One glorious weekday morning, Jeff and I met John in Irvine and he drove us into Santa Monica to visit the iconic pier. The traffic gods were in our favor as we whipped along the freeways with no delays. Driving back was a nightmare, however, but that’s another story.
SANTA MONICA PIER
The pier began as the first concrete pier, a 1,600-foot long Municipal Pier to dispose of the city’s sewage. In 1909 an underline pipeline ran treated sewage out to the ocean. This was discontinued in the 1920s.
In 1916 a shorter and wider pier was added on by Charles Looff, a carousel carver, to satisfy community wishes for an amusement park in the immediate area. Naturally, the first ride to open on the new Looff Pleasure Pier was a carousel.
The Blue Streak Racer roller coaster, bowling and billiards buildings, and a fun house followed soon after. Live music entertained crowds.
US Navy warships often visited the Pier. On one such visit in 1919, the deck gave way to the weight of a sizeable crowd. The concrete piles had rusted. Over the next 2 years the concrete piles and deck were replaced with creosote-treated wooden piles and deck boards.

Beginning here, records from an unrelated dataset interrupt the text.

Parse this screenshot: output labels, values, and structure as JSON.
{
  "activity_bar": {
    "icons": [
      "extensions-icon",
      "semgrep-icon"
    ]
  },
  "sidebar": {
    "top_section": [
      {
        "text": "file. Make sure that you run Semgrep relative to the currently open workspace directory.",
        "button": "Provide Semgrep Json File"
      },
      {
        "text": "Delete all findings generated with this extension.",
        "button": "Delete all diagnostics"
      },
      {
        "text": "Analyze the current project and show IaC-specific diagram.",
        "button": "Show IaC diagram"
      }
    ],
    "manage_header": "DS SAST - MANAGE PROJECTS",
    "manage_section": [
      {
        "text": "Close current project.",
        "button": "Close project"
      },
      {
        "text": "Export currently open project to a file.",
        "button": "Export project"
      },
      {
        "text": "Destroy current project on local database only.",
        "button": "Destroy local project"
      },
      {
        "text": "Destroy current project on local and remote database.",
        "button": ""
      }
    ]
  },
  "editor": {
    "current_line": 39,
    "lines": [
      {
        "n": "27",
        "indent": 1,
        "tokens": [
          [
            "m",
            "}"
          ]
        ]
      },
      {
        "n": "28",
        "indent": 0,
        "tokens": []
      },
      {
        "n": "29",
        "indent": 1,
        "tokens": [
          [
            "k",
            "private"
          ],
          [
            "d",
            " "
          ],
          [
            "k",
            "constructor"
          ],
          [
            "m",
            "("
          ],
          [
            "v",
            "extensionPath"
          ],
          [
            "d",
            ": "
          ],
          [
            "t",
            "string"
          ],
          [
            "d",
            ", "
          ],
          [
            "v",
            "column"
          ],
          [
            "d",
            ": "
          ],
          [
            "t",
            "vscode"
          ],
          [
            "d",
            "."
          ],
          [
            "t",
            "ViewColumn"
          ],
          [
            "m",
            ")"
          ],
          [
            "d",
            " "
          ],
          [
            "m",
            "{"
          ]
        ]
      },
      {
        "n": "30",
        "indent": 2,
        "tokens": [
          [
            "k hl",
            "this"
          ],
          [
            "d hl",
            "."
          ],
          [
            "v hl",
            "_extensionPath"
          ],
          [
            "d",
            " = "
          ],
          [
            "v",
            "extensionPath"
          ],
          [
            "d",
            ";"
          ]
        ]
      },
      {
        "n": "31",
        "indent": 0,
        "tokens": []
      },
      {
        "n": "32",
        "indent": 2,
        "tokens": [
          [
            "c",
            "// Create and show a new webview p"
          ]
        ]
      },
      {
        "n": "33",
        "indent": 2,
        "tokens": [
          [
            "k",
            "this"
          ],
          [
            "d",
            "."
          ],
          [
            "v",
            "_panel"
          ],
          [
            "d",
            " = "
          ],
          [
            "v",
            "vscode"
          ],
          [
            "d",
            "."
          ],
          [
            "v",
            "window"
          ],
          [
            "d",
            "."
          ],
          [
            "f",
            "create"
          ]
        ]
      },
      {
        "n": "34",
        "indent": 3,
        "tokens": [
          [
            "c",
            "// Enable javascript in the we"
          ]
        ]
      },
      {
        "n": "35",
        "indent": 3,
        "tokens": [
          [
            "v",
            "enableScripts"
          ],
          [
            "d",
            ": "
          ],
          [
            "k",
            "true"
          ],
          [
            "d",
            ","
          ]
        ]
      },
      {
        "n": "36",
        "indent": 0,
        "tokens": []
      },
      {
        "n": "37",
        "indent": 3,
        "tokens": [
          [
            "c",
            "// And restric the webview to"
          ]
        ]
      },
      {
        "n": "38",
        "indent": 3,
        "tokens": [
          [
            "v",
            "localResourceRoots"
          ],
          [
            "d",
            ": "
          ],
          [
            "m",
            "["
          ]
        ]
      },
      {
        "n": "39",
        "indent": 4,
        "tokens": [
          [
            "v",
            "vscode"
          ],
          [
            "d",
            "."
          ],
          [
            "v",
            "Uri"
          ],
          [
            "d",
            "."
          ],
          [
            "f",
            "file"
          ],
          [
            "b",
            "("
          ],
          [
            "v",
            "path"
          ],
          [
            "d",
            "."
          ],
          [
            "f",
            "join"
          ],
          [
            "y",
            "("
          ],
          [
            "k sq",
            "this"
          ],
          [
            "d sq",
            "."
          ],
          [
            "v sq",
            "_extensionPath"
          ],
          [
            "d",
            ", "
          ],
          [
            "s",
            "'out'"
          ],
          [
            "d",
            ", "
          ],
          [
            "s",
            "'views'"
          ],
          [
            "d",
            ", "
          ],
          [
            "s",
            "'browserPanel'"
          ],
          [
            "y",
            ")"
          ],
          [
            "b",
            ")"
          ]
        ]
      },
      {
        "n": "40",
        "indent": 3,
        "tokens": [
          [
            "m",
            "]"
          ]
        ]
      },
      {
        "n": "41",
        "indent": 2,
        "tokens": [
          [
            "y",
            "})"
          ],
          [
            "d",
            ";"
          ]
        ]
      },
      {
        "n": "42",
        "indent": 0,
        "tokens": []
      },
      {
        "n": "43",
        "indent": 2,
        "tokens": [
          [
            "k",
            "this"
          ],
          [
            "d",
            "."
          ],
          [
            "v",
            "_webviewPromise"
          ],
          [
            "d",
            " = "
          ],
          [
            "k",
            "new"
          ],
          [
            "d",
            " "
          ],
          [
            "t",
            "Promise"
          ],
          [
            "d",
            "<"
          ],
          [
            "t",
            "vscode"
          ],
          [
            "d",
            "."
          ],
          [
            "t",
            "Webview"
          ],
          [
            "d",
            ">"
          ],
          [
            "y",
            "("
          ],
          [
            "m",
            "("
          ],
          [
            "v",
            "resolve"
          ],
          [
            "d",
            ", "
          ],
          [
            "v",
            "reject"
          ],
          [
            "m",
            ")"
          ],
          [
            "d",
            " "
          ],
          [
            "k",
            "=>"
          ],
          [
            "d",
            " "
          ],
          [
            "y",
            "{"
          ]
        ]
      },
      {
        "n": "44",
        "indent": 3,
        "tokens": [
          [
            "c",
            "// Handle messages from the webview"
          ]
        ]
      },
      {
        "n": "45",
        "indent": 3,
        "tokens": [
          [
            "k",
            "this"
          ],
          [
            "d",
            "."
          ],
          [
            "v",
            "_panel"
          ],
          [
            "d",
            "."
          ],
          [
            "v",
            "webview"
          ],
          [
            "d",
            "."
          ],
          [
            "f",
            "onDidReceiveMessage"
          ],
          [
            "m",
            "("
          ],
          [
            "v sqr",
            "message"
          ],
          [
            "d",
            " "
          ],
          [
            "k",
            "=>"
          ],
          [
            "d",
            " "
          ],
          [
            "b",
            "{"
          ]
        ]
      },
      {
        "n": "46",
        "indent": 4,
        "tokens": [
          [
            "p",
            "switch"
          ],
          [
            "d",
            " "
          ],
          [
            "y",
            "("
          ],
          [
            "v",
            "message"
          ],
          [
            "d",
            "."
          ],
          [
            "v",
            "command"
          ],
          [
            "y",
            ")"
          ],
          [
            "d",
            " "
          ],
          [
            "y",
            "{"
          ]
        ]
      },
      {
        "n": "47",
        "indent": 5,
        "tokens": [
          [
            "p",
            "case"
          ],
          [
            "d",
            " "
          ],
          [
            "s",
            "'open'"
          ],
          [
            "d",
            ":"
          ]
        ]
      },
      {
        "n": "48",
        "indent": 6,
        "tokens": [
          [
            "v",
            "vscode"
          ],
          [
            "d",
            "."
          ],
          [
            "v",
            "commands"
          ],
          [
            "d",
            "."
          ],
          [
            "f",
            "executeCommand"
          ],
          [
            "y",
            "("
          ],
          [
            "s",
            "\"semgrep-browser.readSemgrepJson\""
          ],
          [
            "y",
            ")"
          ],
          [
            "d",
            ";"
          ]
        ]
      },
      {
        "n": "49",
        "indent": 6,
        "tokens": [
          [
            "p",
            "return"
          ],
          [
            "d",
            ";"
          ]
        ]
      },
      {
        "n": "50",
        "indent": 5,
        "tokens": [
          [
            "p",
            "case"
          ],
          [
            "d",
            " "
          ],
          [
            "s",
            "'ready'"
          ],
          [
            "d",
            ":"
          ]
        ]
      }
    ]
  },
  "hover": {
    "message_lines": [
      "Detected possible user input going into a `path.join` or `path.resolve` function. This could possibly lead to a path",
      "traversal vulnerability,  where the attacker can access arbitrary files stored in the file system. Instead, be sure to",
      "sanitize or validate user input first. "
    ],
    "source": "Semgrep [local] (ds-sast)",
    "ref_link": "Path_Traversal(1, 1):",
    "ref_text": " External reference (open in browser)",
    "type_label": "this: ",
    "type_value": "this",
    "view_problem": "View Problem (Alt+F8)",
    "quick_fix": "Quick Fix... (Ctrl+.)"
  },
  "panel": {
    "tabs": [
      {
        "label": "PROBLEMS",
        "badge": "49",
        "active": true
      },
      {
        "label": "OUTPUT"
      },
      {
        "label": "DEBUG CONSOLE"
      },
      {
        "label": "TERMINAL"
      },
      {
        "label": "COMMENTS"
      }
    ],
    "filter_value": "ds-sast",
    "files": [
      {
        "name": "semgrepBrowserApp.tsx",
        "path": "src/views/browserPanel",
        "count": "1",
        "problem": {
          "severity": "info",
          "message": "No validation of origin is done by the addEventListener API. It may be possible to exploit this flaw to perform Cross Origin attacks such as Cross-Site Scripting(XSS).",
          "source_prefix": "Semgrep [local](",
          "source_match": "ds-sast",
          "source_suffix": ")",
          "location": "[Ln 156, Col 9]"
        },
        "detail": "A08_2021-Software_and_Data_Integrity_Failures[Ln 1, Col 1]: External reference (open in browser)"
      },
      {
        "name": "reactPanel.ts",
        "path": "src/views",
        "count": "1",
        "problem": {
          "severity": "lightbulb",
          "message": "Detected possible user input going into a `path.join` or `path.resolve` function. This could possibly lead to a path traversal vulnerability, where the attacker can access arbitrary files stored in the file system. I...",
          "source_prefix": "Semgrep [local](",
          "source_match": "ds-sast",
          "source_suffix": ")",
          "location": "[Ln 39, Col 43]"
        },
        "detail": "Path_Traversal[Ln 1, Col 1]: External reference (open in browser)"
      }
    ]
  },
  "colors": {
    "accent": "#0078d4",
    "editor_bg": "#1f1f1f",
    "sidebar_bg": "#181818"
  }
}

The La Monica Ballroom opened in July of 1924 and was the largest dance hall on the west coast. With 15,000 square-feet of hard maple flooring, the ballroom could accommodate 5,000 dancers. The Great Depression, however, ended its dancing days. By the mid 1930s the ballroom served multiple purposes including, as a convention center, lifeguard headquarters, and the City Jail.
A frequent visitor to the Pier was E. C. Segar. He would spend afternoons on fishing trips with a squinty-eyed retired Norwegian sailor, Olaf “Cap” Olsen. (community.digitalmediaacademy.org)
Olsen officially “unretired” himself on the Pier in 1925 to create his own fleet of recreational fishing boats to keep commercial net fishing out of the bay. During the Depression he helped feed needy families by donating a portion of his own daily catch. If his name doesn’t ring a bell, you might recognize him with his cartoon name. Elzie C. Segar needed a hero for his comic strip Thimble Theater, so he drew up a rendition of Olsen and named him, Popeye.
The Pier was used mainly as a ferry landing during the Depression. All the amusement rides were gone except for the carousel.
The bridge and entry gate, along with the the blue neon sign, Santa Monica Yacht Harbor, were constructed in 1938 by the federal Works Project Administration.
In March of 1943 Walter Newcomb purchased the Santa Monica Amusement Company’s lease and changed the name of Pleasure Pier to Newcomb Pier.
By the 1960s the Pier had survived 2 World Wars, the Great Depression, and became a reputed fishing pier, amusement park, ballroom, and hot venue for locals and tourists alike. Unfortunately city leaders only saw an aging Pier that looked seedy and was an eyesore. But to the people who lived on the Pier: the fisher men and women, the artists, and the political activists… it was a neighborhood over the sea.
In 1972 the City Manager proposed plans to City Council to replace the Pier with a bridge that leads to a fabricated resort island. The local community revolted but City Council voted to destroy the Pier anyway. So, the community rallied again. This time Proposition 1 passed in 1975 to preserve the Pier forever.
But Mother Nature had other plans. In 1983 two storms threatened the future of the Pier. On January 27th, swells of 10 feet destroyed the lower deck. Then on March 1st, a crane repairing the prior damage, got dragged into the waters by yet another storm and destroyed one third of the Pier as it battered the pilings.
By 1990, the Santa Monica Pier is restored and alive and well once again!